Aerojet Rocketdyne has conducted hot-fire qualification tests on a hydrazine monopropellant engine the company designed to help address reusability requirements for the propulsion system of a Boeing-built crew module.
Aerojet Rocketdyne said Thursday it built and tested the MR-104J engine technology for Boeing’s Crew Space Transportation-100 Starliner as part of a subcontract awarded through NASA‘s Commercial Crew Transportation Capability program.
The spacecraft’s propulsion system will be equipped with 12 MR-104J engines to aid reaction control of the vehicle when it re-enters the Earth’s atmosphere.
Boeing will integrate the propulsion hardware into the CST-100 at the Commercial Crew and Cargo Processing Facility at Kennedy Space Center in Florida.
“We look forward to delivering the engines for the crew module and continuing our proud heritage of enabling astronauts to fly to the International Space Station from U.S. soil,” said Eileen Drake, Aerojet Rocketdyne’s president and CEO.

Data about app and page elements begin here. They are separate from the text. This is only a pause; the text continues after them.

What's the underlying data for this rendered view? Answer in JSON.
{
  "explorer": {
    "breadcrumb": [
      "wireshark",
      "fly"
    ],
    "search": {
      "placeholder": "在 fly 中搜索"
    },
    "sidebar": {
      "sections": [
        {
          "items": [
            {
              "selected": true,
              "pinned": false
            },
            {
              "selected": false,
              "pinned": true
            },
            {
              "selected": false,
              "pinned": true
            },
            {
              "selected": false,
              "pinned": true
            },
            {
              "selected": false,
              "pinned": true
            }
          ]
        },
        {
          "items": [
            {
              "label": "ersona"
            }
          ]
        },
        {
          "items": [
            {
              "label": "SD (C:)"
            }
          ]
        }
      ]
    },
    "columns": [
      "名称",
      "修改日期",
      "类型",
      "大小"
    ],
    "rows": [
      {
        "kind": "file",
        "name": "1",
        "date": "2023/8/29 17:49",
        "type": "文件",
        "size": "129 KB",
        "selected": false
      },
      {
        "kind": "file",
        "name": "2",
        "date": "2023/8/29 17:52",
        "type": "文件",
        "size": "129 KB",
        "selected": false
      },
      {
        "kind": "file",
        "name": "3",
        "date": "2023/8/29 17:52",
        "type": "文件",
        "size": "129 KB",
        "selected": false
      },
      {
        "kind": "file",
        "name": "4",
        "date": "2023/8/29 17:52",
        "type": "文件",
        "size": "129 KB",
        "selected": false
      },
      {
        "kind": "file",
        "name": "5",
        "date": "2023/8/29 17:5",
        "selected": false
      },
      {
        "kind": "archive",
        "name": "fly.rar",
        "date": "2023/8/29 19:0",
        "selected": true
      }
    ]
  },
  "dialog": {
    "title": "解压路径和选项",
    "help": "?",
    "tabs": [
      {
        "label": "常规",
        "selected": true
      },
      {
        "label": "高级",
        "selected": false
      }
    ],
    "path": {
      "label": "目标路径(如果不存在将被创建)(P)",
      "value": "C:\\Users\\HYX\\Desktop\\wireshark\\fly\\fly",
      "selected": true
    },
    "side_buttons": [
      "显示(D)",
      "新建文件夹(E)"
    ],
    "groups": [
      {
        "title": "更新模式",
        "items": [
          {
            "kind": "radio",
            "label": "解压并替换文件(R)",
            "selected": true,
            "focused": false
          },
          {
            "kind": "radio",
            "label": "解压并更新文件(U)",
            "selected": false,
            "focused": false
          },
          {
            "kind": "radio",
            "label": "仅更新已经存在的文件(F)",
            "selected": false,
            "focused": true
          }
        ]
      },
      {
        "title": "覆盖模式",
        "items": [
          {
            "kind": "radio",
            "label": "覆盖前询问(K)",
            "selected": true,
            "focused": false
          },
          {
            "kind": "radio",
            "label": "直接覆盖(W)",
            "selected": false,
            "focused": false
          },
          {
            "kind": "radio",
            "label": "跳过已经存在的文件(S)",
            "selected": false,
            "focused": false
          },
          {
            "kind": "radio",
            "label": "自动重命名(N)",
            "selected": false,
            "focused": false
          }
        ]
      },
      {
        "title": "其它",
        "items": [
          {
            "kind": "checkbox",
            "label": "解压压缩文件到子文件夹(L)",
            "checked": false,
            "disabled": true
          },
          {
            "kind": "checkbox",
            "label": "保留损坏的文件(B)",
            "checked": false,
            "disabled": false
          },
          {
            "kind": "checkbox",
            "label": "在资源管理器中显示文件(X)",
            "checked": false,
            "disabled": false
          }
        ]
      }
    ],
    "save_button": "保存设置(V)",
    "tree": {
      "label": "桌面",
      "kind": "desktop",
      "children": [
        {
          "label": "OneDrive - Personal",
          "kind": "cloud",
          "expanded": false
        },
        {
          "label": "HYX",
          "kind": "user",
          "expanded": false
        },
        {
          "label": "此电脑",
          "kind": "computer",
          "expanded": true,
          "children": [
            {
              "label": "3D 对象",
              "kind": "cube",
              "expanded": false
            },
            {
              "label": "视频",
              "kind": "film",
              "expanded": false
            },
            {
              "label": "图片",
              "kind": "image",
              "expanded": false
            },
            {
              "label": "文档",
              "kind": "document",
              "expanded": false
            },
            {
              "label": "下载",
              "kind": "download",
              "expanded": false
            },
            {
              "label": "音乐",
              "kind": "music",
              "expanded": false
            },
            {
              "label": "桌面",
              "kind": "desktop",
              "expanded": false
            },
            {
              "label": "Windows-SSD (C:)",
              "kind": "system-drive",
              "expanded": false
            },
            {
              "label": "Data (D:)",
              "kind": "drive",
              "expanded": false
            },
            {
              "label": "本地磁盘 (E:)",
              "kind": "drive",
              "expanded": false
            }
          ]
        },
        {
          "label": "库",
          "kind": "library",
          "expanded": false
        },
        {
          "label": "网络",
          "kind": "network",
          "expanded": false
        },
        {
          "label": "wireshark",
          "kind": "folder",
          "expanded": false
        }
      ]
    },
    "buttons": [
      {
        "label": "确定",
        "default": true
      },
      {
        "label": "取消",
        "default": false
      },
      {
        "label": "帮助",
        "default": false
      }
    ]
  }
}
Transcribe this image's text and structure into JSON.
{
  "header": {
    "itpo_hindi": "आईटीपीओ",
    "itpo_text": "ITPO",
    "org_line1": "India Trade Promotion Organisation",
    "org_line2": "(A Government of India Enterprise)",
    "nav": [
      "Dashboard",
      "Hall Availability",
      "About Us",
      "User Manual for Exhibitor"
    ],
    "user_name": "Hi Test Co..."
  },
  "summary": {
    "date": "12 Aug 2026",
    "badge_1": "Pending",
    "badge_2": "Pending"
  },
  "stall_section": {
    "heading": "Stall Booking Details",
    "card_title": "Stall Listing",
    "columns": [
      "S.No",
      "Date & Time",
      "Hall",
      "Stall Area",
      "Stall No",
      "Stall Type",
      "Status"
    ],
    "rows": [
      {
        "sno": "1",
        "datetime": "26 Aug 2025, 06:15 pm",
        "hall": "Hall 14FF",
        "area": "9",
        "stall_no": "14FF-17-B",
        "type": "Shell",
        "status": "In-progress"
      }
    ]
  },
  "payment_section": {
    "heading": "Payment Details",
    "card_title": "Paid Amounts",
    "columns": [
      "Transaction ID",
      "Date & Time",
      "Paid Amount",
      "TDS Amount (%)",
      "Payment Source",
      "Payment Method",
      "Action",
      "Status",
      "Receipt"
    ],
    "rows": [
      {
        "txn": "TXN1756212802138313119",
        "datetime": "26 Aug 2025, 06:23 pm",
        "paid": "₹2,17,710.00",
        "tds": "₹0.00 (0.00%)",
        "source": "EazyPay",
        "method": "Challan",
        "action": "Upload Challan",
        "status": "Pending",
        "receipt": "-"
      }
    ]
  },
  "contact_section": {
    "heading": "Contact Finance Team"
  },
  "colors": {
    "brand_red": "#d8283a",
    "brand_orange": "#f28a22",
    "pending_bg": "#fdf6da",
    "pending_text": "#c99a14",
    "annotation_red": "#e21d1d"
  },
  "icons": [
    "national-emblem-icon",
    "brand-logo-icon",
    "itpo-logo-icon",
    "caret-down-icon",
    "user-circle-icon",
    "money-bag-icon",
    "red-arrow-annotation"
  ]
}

Aerojet Rocketdyne subcontract also provide crew module reaction control engines, service module reaction control system thrusters, launch abort engines, orbital maneuvering and attitude control thrusters to Boeing under the CCtCap subcontract.